The earliest period from which very complete records survive is the 14th century. In the records of that century we find Wolfe or le Lu families of substance - freeholders of some decent quantity of land - in eight English counties and in at least six Irish ones, with lessor families in many other English shires and in several additional Irish counties. This sheer volume of such families at so early a period indicates that le Lu was originally used as a common nickname by many individuals, several of whom must collectively be ancestors to the later Woulfes of Britain and Ireland, and the surname does not derive from a common ancestor. There are many other examples of such surnames, such as Savage, Fox and Dollard to name a few.

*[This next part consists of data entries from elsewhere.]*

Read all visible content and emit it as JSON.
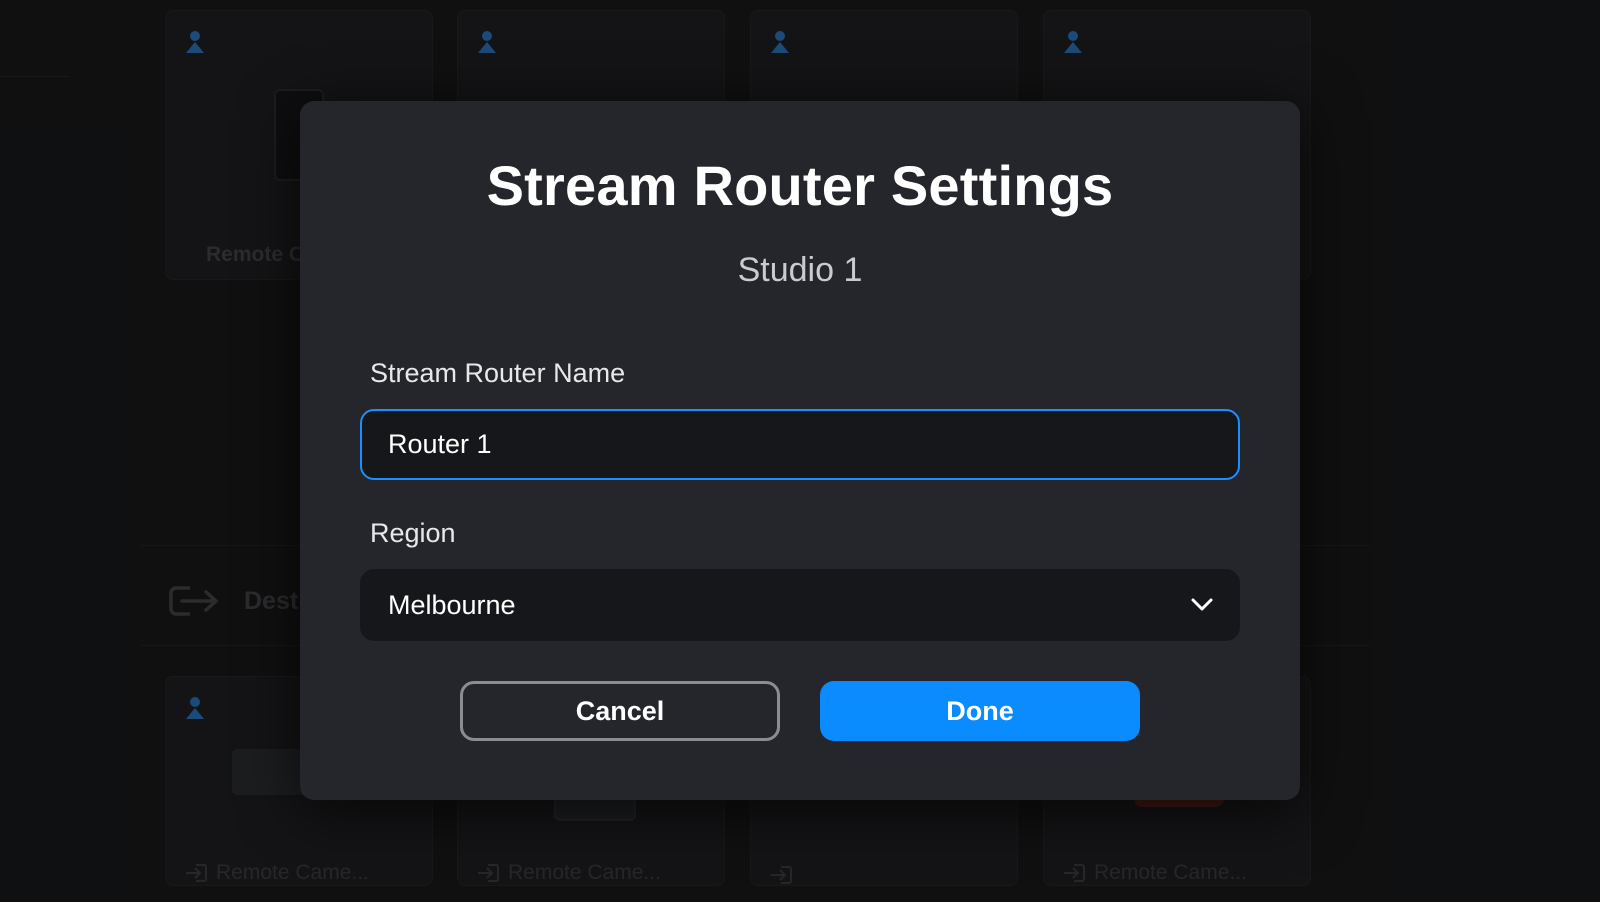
{
  "background": {
    "top_cards": [
      {
        "label": "Remote C"
      },
      {
        "label": ""
      },
      {
        "label": ""
      },
      {
        "label": ""
      }
    ],
    "destinations_label": "Dest",
    "bottom_cards": [
      {
        "label": "Remote Came..."
      },
      {
        "label": "Remote Came..."
      },
      {
        "label": ""
      },
      {
        "label": "Remote Came..."
      }
    ]
  },
  "modal": {
    "title": "Stream Router Settings",
    "subtitle": "Studio 1",
    "name_field": {
      "label": "Stream Router Name",
      "value": "Router 1"
    },
    "region_field": {
      "label": "Region",
      "value": "Melbourne"
    },
    "cancel_label": "Cancel",
    "done_label": "Done"
  },
  "colors": {
    "accent": "#0a8cff",
    "person_icon": "#2b7fd4",
    "modal_bg": "#24262b"
  },
  "icons": [
    "person-icon",
    "destination-output-icon",
    "chevron-down-icon",
    "input-icon"
  ]
}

****It should be pointed out that there are also older Irish versions of the name Woulfe. (which MacCotter will also cover later) Sean deBhulbh of Limerick contributed this... "In the Dictionary of Surnames" by Hanks & Hodges (1996) which is not quoted by MacCotter but is a very fine work, we have under the entry "Wolf": Irish, translation of Gaelic O Faoláin. Now this is a very common surname from Waterford, which anglicises Phelan and Whelan, and Faolán is an old Irish first name meaning "little wolf". Fr. Pat Woulfe (Sloinnte Gael is Gall) mentions another native name O Mactíre from East Cork. Mac Tíre is another Irish word for "wolf", the animal." This means there may be some older Irish Woulfes in Ireland who Anglicised their name from an Irish language name translating as Wolf. mw
In England the cognomen occurs as early as the 11th century when one of the sons of Richard d'Avranche, an early Norman magnate, was nicknamed Hugh le Lu, although he had no descendants and so cannot be the ancestor to any later Woulfes. The use of the wolf in the business of surnames is not alone confined to Britain and Ireland: witness the common Spanish surname Lopez. We find landed branches of the le Lu family established by 1300 in Kildare, Dublin, Meath, Louth, Kilkenny, Wexford and Limerick with lessor families of the name found in counties Cork,Waterford and Tipperary.
In addition to these there was a Wolfe family established in what is today Co. Down who appear to descend from a man bearing the nickname "Pel de Lu", i.e. wolf-skin.
In Limerick we have the interesting situation of a le Lu family established in the western part of the county while in the east and in Limerick City a family of Ulf were prominent; these latter would also become Woulfe at a later stage.